- _RECORDS_:
________________________

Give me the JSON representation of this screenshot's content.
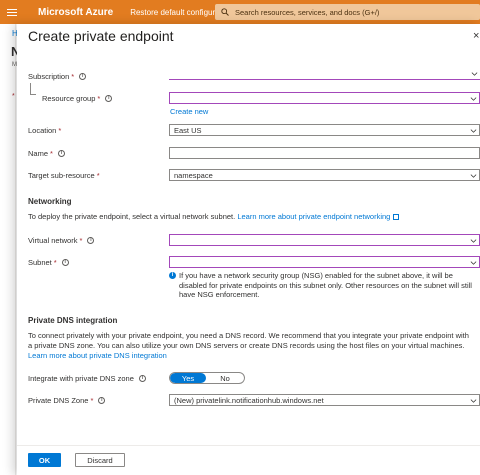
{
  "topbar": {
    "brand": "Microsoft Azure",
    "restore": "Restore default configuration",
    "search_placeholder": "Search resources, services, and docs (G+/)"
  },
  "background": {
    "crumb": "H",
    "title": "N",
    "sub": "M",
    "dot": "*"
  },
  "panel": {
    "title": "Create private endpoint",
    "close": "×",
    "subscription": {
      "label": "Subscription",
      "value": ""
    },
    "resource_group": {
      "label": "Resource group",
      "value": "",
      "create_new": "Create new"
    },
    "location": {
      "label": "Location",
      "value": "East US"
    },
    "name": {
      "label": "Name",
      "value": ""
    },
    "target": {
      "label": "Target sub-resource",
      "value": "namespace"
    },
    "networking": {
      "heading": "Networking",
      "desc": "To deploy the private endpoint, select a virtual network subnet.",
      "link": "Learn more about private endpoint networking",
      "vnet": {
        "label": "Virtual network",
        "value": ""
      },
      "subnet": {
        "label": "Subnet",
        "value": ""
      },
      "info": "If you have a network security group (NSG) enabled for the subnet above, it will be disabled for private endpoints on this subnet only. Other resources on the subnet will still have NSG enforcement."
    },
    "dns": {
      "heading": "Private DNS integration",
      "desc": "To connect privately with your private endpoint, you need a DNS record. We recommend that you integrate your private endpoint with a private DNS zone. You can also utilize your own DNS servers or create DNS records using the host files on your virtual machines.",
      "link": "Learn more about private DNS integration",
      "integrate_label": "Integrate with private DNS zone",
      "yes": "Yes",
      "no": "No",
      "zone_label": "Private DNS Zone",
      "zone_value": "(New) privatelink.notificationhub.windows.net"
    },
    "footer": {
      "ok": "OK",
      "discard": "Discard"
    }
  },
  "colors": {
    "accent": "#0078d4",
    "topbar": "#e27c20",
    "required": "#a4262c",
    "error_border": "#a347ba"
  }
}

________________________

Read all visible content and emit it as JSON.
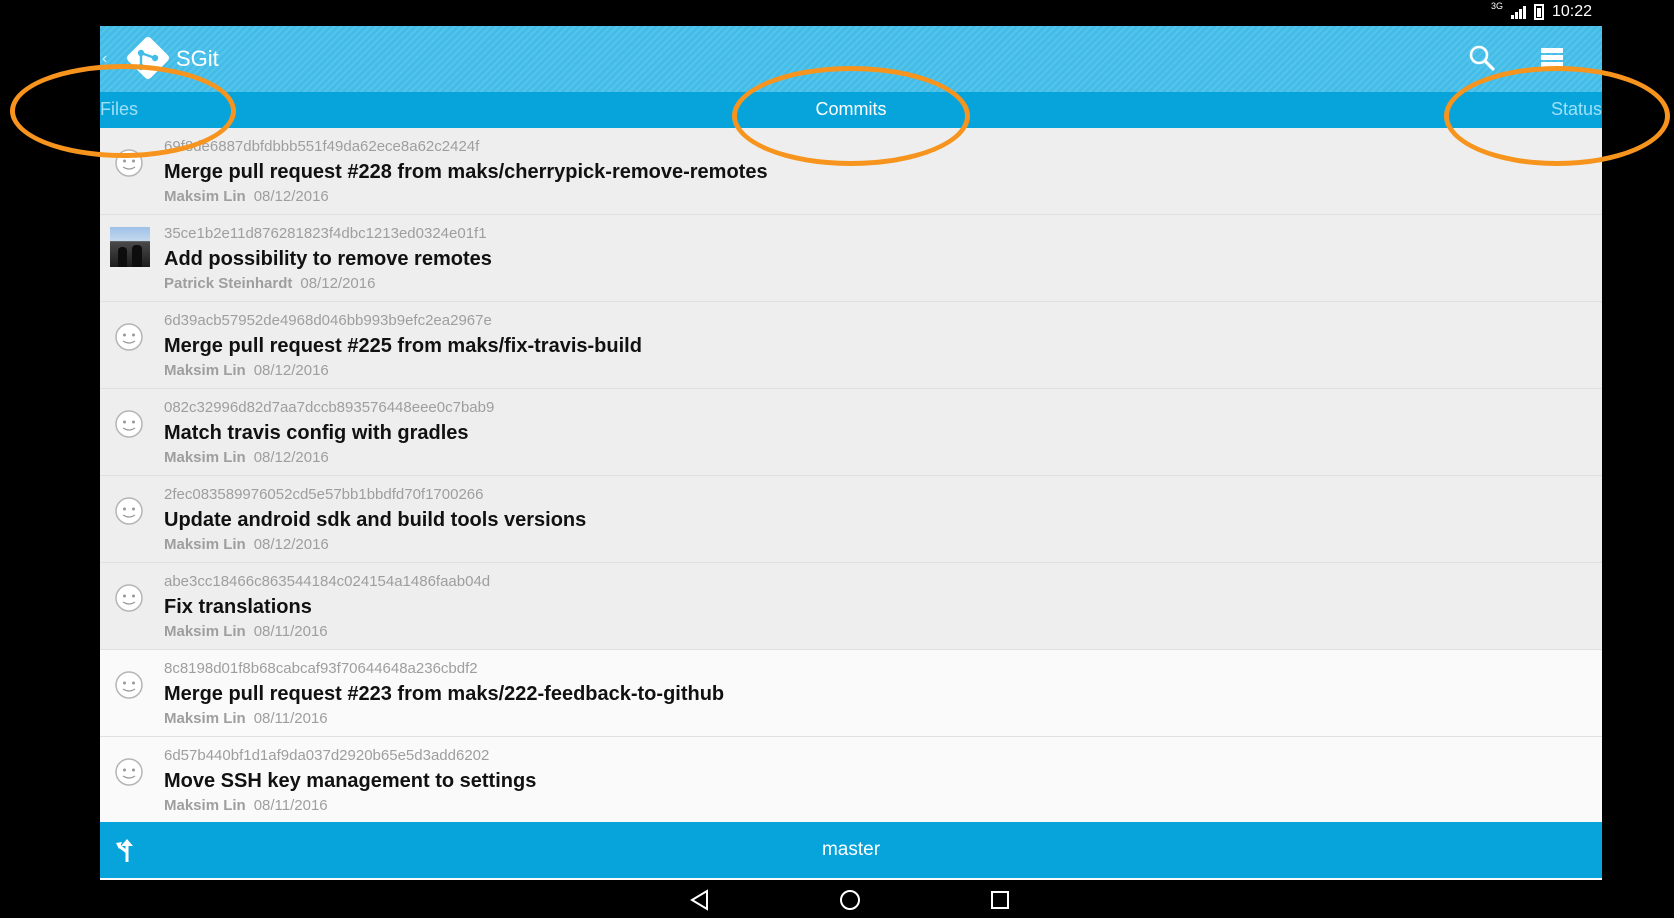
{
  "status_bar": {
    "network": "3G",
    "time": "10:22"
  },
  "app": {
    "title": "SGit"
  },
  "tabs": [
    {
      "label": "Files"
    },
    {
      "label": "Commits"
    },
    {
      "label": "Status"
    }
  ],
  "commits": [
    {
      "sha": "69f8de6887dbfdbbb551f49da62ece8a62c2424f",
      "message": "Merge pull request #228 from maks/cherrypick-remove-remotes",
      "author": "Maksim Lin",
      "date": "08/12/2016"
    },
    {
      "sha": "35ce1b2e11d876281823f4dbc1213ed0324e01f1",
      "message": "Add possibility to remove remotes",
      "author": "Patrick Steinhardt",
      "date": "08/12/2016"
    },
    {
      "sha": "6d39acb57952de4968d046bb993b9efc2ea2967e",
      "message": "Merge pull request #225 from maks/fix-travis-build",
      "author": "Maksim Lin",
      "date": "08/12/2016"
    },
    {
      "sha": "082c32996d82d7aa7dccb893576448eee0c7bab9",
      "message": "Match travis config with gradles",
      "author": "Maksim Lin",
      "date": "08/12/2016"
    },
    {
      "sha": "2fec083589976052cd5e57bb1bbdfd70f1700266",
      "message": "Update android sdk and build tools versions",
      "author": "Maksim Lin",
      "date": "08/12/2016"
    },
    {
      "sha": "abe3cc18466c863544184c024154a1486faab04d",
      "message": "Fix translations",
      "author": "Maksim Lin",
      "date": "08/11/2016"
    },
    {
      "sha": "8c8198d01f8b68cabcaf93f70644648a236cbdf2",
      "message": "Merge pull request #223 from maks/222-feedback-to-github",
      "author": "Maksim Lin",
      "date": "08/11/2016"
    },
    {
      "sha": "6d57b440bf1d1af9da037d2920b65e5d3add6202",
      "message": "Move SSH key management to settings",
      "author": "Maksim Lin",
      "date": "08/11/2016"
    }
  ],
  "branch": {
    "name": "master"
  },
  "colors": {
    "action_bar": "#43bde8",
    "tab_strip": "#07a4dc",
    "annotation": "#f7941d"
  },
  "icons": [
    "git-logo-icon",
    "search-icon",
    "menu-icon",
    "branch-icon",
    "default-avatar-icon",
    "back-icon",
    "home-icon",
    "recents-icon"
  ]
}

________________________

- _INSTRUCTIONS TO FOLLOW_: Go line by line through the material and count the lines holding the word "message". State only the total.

- _REPLY TO THE TASK_: 8